SUPPLIED ENTRIES:
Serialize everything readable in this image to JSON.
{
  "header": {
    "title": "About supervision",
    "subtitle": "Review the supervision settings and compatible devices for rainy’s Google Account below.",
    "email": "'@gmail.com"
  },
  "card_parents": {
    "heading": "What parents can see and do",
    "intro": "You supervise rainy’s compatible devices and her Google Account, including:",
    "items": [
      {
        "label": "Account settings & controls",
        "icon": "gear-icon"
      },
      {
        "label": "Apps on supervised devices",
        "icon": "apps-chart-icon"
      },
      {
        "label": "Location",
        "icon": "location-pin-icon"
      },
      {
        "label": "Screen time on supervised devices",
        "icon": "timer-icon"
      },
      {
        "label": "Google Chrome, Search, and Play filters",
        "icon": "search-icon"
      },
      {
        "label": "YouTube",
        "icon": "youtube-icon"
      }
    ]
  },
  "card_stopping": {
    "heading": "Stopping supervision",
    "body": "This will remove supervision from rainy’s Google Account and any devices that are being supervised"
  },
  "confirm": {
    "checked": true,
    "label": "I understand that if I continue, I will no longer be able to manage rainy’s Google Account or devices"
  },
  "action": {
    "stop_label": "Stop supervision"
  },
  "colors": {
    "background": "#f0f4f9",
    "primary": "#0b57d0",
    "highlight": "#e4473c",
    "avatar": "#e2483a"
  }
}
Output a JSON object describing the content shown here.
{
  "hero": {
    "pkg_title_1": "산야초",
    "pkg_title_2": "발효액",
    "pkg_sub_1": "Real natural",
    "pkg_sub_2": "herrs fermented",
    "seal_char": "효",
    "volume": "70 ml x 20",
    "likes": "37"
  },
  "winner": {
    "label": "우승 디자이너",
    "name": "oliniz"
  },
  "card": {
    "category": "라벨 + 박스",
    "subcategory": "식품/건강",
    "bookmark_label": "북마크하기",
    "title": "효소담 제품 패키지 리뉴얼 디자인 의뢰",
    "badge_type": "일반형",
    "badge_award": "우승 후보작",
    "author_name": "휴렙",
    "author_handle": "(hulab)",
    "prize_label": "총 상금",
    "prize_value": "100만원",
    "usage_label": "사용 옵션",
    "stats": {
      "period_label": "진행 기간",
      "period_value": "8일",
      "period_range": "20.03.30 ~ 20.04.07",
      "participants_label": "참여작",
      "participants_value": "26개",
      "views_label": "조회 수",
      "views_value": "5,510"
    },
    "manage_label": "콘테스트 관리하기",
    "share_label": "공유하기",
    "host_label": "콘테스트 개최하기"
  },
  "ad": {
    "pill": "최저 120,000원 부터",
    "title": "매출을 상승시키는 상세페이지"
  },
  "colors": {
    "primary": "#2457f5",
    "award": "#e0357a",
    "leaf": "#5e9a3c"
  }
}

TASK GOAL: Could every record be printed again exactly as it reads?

SOLUTION TO THIS PROBLEM:
Serialize everything readable in this image to JSON.
{
  "header": {
    "title": "About supervision",
    "subtitle": "Review the supervision settings and compatible devices for rainy’s Google Account below.",
    "email": "'@gmail.com"
  },
  "card_parents": {
    "heading": "What parents can see and do",
    "intro": "You supervise rainy’s compatible devices and her Google Account, including:",
    "items": [
      {
        "label": "Account settings & controls",
        "icon": "gear-icon"
      },
      {
        "label": "Apps on supervised devices",
        "icon": "apps-chart-icon"
      },
      {
        "label": "Location",
        "icon": "location-pin-icon"
      },
      {
        "label": "Screen time on supervised devices",
        "icon": "timer-icon"
      },
      {
        "label": "Google Chrome, Search, and Play filters",
        "icon": "search-icon"
      },
      {
        "label": "YouTube",
        "icon": "youtube-icon"
      }
    ]
  },
  "card_stopping": {
    "heading": "Stopping supervision",
    "body": "This will remove supervision from rainy’s Google Account and any devices that are being supervised"
  },
  "confirm": {
    "checked": true,
    "label": "I understand that if I continue, I will no longer be able to manage rainy’s Google Account or devices"
  },
  "action": {
    "stop_label": "Stop supervision"
  },
  "colors": {
    "background": "#f0f4f9",
    "primary": "#0b57d0",
    "highlight": "#e4473c",
    "avatar": "#e2483a"
  }
}
Output a JSON object describing the content shown here.
{
  "hero": {
    "pkg_title_1": "산야초",
    "pkg_title_2": "발효액",
    "pkg_sub_1": "Real natural",
    "pkg_sub_2": "herrs fermented",
    "seal_char": "효",
    "volume": "70 ml x 20",
    "likes": "37"
  },
  "winner": {
    "label": "우승 디자이너",
    "name": "oliniz"
  },
  "card": {
    "category": "라벨 + 박스",
    "subcategory": "식품/건강",
    "bookmark_label": "북마크하기",
    "title": "효소담 제품 패키지 리뉴얼 디자인 의뢰",
    "badge_type": "일반형",
    "badge_award": "우승 후보작",
    "author_name": "휴렙",
    "author_handle": "(hulab)",
    "prize_label": "총 상금",
    "prize_value": "100만원",
    "usage_label": "사용 옵션",
    "stats": {
      "period_label": "진행 기간",
      "period_value": "8일",
      "period_range": "20.03.30 ~ 20.04.07",
      "participants_label": "참여작",
      "participants_value": "26개",
      "views_label": "조회 수",
      "views_value": "5,510"
    },
    "manage_label": "콘테스트 관리하기",
    "share_label": "공유하기",
    "host_label": "콘테스트 개최하기"
  },
  "ad": {
    "pill": "최저 120,000원 부터",
    "title": "매출을 상승시키는 상세페이지"
  },
  "colors": {
    "primary": "#2457f5",
    "award": "#e0357a",
    "leaf": "#5e9a3c"
  }
}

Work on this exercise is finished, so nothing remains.